Over the course of six weeks, service providers aided by local officials moved 211 homeless people who had camped along the Venice boardwalk for more than a year. Most of them now have interim housing, mainly in hotels and motels. A handful went to the transitional shelter in Venice. Did it cost a lot of money? Yes. Did it take a lot of effort? Yes. In fact, it took a village — of outreach workers and others — to move and temporarily house the scores of people who had made the beach their home.
What it did not take was a force of 750 Los Angeles police officers, as was the case during the tense showdown at Echo Park Lake in the spring, when a large encampment there was cleared out. To be sure, there were police at Venice Beach. But according to city officials and the service providers at the nonprofit St. Joseph Center, which carried out the plan to move the beach dwellers into temporary housing, the police supported their efforts rather than complicating them.

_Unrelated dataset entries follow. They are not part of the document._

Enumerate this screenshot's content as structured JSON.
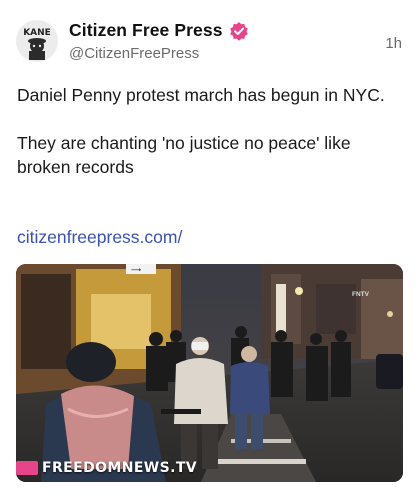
{
  "post": {
    "author": {
      "display_name": "Citizen Free Press",
      "handle": "@CitizenFreePress",
      "avatar_icon": "kane-avatar-icon",
      "verified_color": "#e8448c"
    },
    "timestamp": "1h",
    "text_paragraphs": [
      "Daniel Penny protest march has begun in NYC.",
      "They are chanting 'no justice no peace' like broken records"
    ],
    "link": "citizenfreepress.com/",
    "link_color": "#3a52b8",
    "media": {
      "watermark": "FREEDOMNEWS.TV",
      "watermark_color": "#e8448c",
      "store_sign": "FNTV"
    }
  }
}
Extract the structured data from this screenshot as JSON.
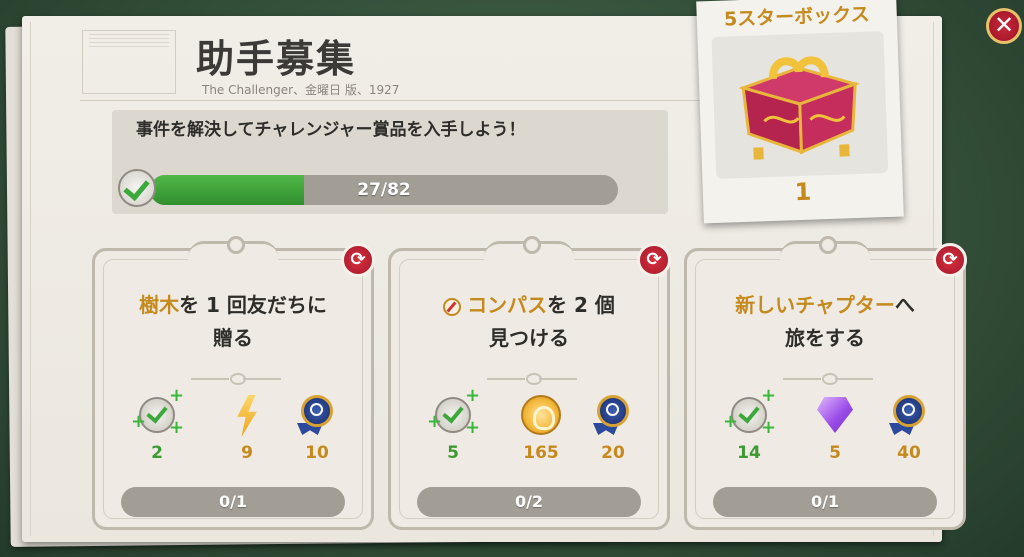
{
  "header": {
    "title": "助手募集",
    "subtitle": "The Challenger、金曜日 版、1927"
  },
  "goal": {
    "text": "事件を解決してチャレンジャー賞品を入手しよう！",
    "current": 27,
    "total": 82,
    "progress_label": "27/82"
  },
  "reward_box": {
    "title": "5スターボックス",
    "count": "1"
  },
  "tasks": [
    {
      "title_highlight": "樹木",
      "title_rest": "を 1 回友だちに",
      "title_line2": "贈る",
      "rewards": [
        {
          "icon": "green-check-plus-icon",
          "value": "2",
          "color": "#3c9a33"
        },
        {
          "icon": "lightning-bolt-icon",
          "value": "9",
          "color": "#c58a1e"
        },
        {
          "icon": "blue-medal-icon",
          "value": "10",
          "color": "#c58a1e"
        }
      ],
      "progress": "0/1"
    },
    {
      "title_highlight": "コンパス",
      "title_rest": "を 2 個",
      "title_line2": "見つける",
      "rewards": [
        {
          "icon": "green-check-plus-icon",
          "value": "5",
          "color": "#3c9a33"
        },
        {
          "icon": "gold-coin-icon",
          "value": "165",
          "color": "#c58a1e"
        },
        {
          "icon": "blue-medal-icon",
          "value": "20",
          "color": "#c58a1e"
        }
      ],
      "progress": "0/2"
    },
    {
      "title_highlight": "新しいチャプター",
      "title_rest": "へ",
      "title_line2": "旅をする",
      "rewards": [
        {
          "icon": "green-check-plus-icon",
          "value": "14",
          "color": "#3c9a33"
        },
        {
          "icon": "purple-gem-icon",
          "value": "5",
          "color": "#c58a1e"
        },
        {
          "icon": "blue-medal-icon",
          "value": "40",
          "color": "#c58a1e"
        }
      ],
      "progress": "0/1"
    }
  ]
}
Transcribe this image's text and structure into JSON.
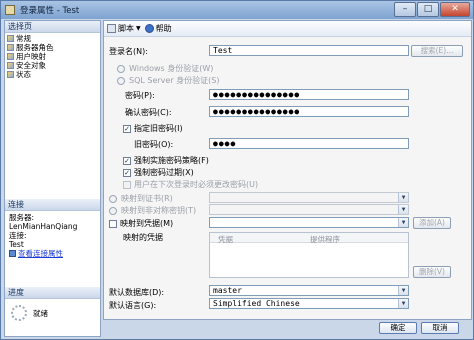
{
  "window": {
    "title": "登录属性 - Test"
  },
  "title_buttons": {
    "minimize": "–",
    "maximize": "□",
    "close": "✕"
  },
  "left": {
    "select_page_header": "选择页",
    "pages": [
      "常规",
      "服务器角色",
      "用户映射",
      "安全对象",
      "状态"
    ],
    "connection_header": "连接",
    "server_label": "服务器:",
    "server_value": "LenMianHanQiang",
    "connection_label": "连接:",
    "connection_value": "Test",
    "view_connection_props": "查看连接属性",
    "progress_header": "进度",
    "progress_status": "就绪"
  },
  "toolbar": {
    "script": "脚本",
    "help": "帮助"
  },
  "form": {
    "login_name_label": "登录名(N):",
    "login_name_value": "Test",
    "search_button": "搜索(E)...",
    "windows_auth": "Windows 身份验证(W)",
    "sql_auth": "SQL Server 身份验证(S)",
    "password_label": "密码(P):",
    "password_value": "●●●●●●●●●●●●●●●",
    "confirm_password_label": "确认密码(C):",
    "confirm_password_value": "●●●●●●●●●●●●●●●",
    "specify_old_password": "指定旧密码(I)",
    "old_password_label": "旧密码(O):",
    "old_password_value": "●●●●",
    "enforce_policy": "强制实施密码策略(F)",
    "enforce_expiration": "强制密码过期(X)",
    "must_change": "用户在下次登录时必须更改密码(U)",
    "map_to_certificate": "映射到证书(R)",
    "map_to_asym_key": "映射到非对称密钥(T)",
    "map_to_credential": "映射到凭据(M)",
    "add_button": "添加(A)",
    "mapped_credentials_label": "映射的凭据",
    "grid_col_credential": "凭据",
    "grid_col_provider": "提供程序",
    "remove_button": "删除(V)",
    "default_db_label": "默认数据库(D):",
    "default_db_value": "master",
    "default_lang_label": "默认语言(G):",
    "default_lang_value": "Simplified Chinese"
  },
  "footer": {
    "ok": "确定",
    "cancel": "取消"
  }
}
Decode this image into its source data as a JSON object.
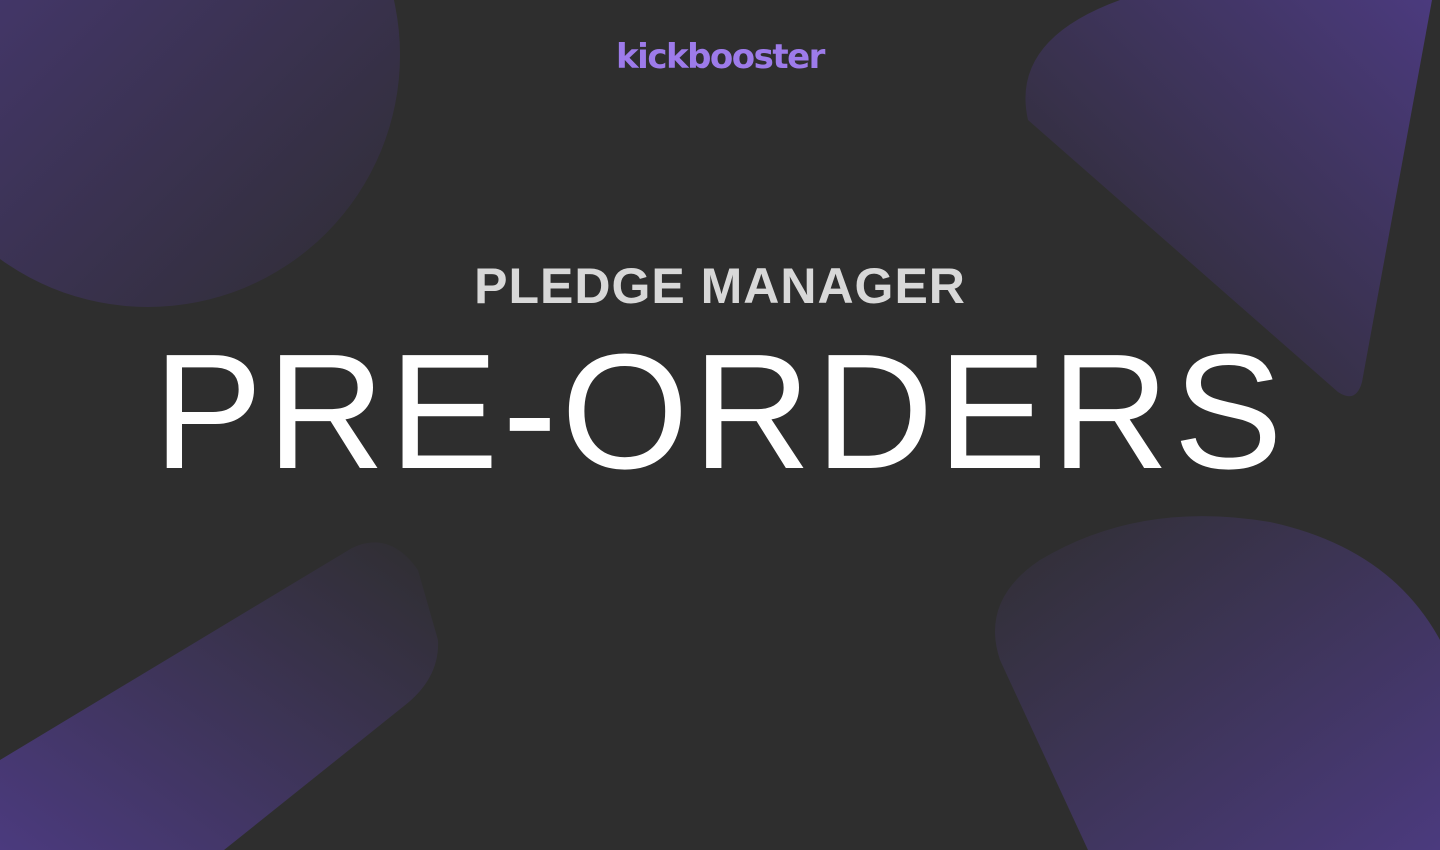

One big accomplishment: The effort gave lie to the trope that homeless people living on the street are “service resistant.” Even people who professed their love of the view of the ocean from their tents left for brick and mortar housing. The vast majority of people living by the boardwalk at the end of June agreed to take housing by the end of July. In the outreach effort, the St. Joseph Center team also connected with people who just showed up at the boardwalk wanting housing. The housing options set aside for the boardwalk encampment were finite, but the center and the Los Angeles Homeless Services Authority will work on finding more housing for people who came looking for it.